  15. Sabljic A, Glisten H, Schonherr J, Riederer M (1990) Modeling plant uptake of airborne organic chemicals. 1. Plant cuticle/water partitioning and molecular connectivity. Environ Sci Technol 24:1321–1326Google Scholar
  16. Schönherr J, Riederer M (1989) Foliar penetration and accumulation of organic chemicals in plant cuticles. Rev Environ Contam Toxicol 108: 1–70Google Scholar
  17. Schönherr J, Riederer M, Schreiber L, Bauer H (1991) Foliar uptake of pesticides and its activation by adjuvants: Theories and methods of optimization. In Frehse H (ed) Pesticide chemistry, VCH Verlagsgesellschaft, Weinheim, pp 237–253Google Scholar
  18. Schönherr J (1993a) Effects of monodisperse alcoholethoxylates on mobility of 2,4-D in isolated plant cuticles. Pestic Sci 38: 155–164CrossRefGoogle Scholar
  19. Schönherr J (1993b) Effects of alcohols, glycols and monodisperse ethoxylates alcohols on mobility of 2,4-D in isolated plant cuticles. Pestic Sci (in press)Google Scholar
  20. Schreiber L, Schönherr J (1992) Uptake of organic chemicals in conifer needles: Surface adsorption and permeability of cuticles. Environ Sci Technol 26: 153–159CrossRefGoogle Scholar
  21. Schreiber L, Schönherr J (1993a) Contact areas between waxy leaf surfaces and aqueous solutions: Quantitative determination of specific leaf surface contact areas. J Exp Bot 44 (in press)Google Scholar
  22. Schreiber L, Schönherr J (1993b) Mobilities of organic compounds in reconstituted cuticular wax of barley leaves: Determination of diffusion coefficients. Pestic Sci 38: 353–361CrossRefGoogle Scholar

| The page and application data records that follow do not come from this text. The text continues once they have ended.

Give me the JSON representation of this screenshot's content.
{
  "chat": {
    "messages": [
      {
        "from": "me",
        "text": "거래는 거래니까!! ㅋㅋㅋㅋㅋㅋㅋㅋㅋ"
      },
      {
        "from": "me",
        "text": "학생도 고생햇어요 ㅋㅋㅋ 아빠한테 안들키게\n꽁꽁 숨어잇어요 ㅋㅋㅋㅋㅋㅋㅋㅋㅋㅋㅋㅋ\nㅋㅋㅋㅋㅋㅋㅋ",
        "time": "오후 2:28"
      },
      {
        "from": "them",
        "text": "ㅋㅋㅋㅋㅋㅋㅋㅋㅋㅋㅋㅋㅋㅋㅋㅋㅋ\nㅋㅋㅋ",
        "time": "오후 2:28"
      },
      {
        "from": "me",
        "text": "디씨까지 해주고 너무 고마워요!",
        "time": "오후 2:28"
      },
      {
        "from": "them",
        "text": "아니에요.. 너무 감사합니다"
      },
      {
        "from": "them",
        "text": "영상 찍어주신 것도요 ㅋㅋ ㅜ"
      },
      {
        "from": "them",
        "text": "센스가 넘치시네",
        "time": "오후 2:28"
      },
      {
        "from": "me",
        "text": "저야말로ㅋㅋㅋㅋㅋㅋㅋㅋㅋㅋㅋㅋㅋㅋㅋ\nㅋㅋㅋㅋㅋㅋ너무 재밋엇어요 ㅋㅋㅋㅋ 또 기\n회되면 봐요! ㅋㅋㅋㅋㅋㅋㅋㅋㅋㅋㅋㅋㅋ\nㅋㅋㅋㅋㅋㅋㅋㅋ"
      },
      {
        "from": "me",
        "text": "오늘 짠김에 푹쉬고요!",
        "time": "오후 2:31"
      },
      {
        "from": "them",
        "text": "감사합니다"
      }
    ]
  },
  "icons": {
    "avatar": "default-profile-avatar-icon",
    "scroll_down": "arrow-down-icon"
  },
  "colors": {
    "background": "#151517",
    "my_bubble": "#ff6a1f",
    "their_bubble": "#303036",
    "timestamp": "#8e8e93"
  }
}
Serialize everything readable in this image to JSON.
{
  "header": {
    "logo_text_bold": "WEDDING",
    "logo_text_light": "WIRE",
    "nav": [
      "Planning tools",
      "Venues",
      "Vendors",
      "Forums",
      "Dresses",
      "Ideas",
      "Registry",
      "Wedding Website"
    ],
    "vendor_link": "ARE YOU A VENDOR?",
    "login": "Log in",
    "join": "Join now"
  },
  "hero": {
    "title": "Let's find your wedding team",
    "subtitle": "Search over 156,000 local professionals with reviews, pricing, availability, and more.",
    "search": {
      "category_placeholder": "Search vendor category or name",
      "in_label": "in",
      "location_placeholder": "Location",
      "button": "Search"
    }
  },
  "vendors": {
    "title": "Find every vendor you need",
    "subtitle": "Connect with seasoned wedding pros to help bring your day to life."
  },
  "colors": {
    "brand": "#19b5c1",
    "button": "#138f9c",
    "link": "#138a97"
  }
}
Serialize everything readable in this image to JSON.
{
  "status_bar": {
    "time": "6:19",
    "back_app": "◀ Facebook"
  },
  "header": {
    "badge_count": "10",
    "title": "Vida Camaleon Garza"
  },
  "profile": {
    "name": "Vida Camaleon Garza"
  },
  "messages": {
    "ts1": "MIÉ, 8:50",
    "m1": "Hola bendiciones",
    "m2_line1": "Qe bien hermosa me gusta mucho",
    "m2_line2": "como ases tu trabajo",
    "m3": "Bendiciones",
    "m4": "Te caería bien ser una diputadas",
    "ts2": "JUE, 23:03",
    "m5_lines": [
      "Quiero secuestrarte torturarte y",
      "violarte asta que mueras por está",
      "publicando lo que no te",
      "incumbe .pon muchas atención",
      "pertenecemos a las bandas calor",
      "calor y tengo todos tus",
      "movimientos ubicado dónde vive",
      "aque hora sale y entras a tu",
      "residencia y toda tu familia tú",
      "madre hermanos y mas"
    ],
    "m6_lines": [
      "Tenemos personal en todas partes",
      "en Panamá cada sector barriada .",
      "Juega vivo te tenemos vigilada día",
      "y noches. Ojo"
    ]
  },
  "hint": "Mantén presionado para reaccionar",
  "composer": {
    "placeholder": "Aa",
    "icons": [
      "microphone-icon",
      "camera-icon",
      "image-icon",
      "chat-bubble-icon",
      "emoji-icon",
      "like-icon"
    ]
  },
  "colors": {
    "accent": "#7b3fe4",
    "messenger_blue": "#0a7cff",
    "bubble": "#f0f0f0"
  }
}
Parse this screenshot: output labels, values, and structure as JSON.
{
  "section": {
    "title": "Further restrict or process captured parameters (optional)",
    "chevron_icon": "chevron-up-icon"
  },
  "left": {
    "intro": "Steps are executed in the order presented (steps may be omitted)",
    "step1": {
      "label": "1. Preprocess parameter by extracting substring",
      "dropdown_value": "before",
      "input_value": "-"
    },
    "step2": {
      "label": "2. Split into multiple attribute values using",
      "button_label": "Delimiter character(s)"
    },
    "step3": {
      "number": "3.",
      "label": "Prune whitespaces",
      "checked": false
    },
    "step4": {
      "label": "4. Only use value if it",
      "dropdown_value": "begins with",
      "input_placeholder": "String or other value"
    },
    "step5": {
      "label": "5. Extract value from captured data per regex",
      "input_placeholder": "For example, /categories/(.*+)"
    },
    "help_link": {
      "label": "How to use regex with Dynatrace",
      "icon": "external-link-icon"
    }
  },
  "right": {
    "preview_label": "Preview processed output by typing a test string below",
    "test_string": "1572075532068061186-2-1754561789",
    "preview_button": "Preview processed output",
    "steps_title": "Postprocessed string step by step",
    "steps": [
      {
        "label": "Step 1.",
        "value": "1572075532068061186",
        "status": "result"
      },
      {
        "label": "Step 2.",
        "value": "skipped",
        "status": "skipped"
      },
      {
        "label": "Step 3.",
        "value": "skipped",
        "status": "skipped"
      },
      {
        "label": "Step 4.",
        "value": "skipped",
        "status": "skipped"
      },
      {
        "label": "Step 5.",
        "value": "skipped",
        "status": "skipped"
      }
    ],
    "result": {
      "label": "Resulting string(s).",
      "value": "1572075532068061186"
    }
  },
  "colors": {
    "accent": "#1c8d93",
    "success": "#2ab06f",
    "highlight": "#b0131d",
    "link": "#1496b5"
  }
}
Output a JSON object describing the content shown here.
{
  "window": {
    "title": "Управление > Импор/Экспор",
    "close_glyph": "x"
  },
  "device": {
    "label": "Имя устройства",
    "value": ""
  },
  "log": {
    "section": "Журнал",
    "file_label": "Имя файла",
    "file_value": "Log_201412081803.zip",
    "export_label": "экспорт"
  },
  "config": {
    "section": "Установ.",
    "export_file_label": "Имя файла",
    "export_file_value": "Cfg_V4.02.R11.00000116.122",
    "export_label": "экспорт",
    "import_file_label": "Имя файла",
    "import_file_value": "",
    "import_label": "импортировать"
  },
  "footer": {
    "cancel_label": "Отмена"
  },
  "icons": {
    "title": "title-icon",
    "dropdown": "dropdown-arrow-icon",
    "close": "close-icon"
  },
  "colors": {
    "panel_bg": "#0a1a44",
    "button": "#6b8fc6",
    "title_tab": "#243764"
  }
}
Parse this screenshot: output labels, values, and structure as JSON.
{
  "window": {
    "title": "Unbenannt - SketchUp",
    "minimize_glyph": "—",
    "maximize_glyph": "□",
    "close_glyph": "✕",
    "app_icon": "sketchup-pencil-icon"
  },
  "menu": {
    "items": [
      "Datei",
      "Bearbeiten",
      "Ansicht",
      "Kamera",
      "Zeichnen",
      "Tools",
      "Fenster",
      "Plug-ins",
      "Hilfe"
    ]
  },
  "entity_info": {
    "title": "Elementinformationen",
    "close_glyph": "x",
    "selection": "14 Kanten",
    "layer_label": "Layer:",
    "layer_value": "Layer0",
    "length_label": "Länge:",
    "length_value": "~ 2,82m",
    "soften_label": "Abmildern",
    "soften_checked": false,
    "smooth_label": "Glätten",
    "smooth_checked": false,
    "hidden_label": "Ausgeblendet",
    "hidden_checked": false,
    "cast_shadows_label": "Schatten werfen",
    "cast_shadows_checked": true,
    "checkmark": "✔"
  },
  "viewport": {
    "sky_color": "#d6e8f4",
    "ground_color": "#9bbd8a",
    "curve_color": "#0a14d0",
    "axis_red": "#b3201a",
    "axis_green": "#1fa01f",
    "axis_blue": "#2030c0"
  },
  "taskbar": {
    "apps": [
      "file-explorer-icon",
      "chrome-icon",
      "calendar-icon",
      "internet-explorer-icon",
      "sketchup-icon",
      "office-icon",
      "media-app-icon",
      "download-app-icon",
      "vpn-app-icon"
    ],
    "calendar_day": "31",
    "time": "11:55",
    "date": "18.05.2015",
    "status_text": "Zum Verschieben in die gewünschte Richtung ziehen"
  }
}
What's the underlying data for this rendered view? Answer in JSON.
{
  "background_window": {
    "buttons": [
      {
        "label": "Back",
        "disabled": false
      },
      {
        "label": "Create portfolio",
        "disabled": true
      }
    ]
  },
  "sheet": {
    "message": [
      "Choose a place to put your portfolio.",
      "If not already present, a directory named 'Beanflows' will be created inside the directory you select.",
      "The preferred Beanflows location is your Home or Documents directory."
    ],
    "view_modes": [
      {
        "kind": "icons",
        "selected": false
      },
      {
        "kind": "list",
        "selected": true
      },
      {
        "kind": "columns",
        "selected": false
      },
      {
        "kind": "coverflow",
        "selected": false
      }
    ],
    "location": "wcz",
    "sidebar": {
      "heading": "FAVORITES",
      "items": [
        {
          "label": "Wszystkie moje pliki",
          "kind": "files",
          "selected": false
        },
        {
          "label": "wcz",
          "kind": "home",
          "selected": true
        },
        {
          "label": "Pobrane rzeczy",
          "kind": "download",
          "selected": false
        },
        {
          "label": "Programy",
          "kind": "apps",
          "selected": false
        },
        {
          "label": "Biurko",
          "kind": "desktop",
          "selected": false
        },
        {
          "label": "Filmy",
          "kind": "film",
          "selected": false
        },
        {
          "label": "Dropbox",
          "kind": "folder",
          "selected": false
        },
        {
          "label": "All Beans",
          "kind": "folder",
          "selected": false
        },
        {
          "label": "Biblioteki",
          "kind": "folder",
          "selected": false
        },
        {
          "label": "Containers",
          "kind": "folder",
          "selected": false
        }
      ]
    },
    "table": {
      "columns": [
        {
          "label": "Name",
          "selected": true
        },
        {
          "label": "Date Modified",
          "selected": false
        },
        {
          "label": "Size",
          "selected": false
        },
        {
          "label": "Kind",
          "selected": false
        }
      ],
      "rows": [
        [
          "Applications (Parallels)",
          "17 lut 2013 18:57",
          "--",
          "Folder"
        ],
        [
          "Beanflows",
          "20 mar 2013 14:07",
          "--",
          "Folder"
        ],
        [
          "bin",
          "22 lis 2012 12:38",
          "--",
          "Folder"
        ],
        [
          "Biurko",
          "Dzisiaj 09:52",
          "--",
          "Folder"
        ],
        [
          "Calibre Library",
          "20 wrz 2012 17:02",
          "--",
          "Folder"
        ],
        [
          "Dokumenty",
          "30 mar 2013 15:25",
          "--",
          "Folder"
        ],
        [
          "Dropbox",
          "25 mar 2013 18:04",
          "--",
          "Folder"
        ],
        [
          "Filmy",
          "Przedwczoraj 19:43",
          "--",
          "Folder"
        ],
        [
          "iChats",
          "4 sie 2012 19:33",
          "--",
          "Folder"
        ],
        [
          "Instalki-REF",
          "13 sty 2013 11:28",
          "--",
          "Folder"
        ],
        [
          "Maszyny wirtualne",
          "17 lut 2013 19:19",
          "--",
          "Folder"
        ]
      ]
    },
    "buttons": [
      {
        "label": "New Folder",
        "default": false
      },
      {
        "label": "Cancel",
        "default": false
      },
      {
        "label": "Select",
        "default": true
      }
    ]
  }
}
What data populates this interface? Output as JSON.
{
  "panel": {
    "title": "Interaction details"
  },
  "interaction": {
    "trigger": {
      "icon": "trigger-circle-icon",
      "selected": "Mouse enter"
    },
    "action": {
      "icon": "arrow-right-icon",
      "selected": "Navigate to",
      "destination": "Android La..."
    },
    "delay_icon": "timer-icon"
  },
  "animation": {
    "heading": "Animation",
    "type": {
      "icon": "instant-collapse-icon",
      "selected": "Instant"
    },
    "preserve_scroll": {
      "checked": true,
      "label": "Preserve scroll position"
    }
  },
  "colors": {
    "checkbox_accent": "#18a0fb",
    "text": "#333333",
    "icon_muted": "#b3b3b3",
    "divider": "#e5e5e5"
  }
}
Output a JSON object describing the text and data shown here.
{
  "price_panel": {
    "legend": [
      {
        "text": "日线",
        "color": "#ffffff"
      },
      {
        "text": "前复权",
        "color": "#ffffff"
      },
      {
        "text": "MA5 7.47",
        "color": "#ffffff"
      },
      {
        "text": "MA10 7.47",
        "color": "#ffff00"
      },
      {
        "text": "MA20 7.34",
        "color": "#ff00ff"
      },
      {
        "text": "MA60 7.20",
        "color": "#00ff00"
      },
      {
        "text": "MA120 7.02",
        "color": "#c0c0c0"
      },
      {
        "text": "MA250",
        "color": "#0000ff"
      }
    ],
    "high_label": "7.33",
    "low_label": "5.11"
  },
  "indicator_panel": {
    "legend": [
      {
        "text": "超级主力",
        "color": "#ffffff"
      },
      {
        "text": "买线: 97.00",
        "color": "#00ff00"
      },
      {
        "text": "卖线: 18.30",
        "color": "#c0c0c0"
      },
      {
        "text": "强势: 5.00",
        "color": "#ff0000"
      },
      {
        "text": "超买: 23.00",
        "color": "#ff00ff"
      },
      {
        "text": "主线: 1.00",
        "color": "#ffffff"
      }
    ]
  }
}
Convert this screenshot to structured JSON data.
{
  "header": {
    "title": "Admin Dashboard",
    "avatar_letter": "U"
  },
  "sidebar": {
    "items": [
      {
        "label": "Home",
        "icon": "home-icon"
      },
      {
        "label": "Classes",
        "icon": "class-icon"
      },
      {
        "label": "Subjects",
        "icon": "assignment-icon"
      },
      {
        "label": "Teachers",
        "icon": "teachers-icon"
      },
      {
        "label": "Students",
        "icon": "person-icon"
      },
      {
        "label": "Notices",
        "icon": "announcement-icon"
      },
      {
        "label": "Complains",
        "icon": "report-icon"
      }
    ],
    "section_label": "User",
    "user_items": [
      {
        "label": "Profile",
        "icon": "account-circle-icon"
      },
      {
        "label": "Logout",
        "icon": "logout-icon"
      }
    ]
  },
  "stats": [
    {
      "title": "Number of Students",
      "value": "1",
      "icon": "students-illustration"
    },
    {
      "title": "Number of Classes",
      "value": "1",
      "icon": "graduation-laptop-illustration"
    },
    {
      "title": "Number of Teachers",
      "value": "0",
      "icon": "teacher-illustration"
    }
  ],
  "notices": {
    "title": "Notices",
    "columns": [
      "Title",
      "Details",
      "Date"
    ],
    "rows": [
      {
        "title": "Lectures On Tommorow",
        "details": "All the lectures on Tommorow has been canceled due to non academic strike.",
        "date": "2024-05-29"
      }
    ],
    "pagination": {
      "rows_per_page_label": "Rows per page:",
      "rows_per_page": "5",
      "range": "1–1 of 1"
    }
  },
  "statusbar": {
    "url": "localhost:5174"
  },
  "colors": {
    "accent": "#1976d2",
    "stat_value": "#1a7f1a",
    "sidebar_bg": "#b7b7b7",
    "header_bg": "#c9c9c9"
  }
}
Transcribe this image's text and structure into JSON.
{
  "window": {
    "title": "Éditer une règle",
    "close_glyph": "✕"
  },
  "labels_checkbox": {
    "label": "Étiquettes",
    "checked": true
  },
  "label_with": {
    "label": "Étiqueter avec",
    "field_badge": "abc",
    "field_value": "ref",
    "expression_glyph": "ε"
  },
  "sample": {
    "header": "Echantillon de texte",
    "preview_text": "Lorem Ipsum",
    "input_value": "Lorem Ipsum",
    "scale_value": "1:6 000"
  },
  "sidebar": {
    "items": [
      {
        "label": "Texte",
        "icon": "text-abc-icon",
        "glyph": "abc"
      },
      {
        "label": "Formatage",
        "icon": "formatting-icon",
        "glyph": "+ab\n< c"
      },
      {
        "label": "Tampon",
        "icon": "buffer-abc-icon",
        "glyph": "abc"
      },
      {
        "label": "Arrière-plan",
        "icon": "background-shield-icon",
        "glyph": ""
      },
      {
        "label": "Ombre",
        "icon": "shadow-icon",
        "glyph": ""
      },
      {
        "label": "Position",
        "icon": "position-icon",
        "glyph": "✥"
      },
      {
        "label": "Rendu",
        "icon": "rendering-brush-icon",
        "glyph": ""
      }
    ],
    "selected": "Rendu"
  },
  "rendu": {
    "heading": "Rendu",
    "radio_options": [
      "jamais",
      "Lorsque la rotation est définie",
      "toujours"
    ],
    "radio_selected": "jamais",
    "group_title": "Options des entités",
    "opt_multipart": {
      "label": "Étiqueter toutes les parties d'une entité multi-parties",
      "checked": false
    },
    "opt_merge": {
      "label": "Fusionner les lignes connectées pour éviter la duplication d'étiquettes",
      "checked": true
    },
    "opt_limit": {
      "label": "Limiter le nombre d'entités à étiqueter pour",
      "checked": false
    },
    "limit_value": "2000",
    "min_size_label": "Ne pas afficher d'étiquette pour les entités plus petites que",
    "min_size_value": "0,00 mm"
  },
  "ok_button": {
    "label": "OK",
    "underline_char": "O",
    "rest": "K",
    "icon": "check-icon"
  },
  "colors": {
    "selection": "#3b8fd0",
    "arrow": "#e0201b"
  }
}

Copyright information

© Springer-Verlag Berlin Heidelberg 1994

Authors and Affiliations

  • Markus Riederer
    • 1
  • Reinhard Jetter
    • 1
  • Claus Markstädter
    • 1
  • Lukas Schreiber
    • 1
  1. 1.Physiologische ÖkologieUniversität KaiserslauternKaiserslauternFederal Republic of Germany

Personalised recommendations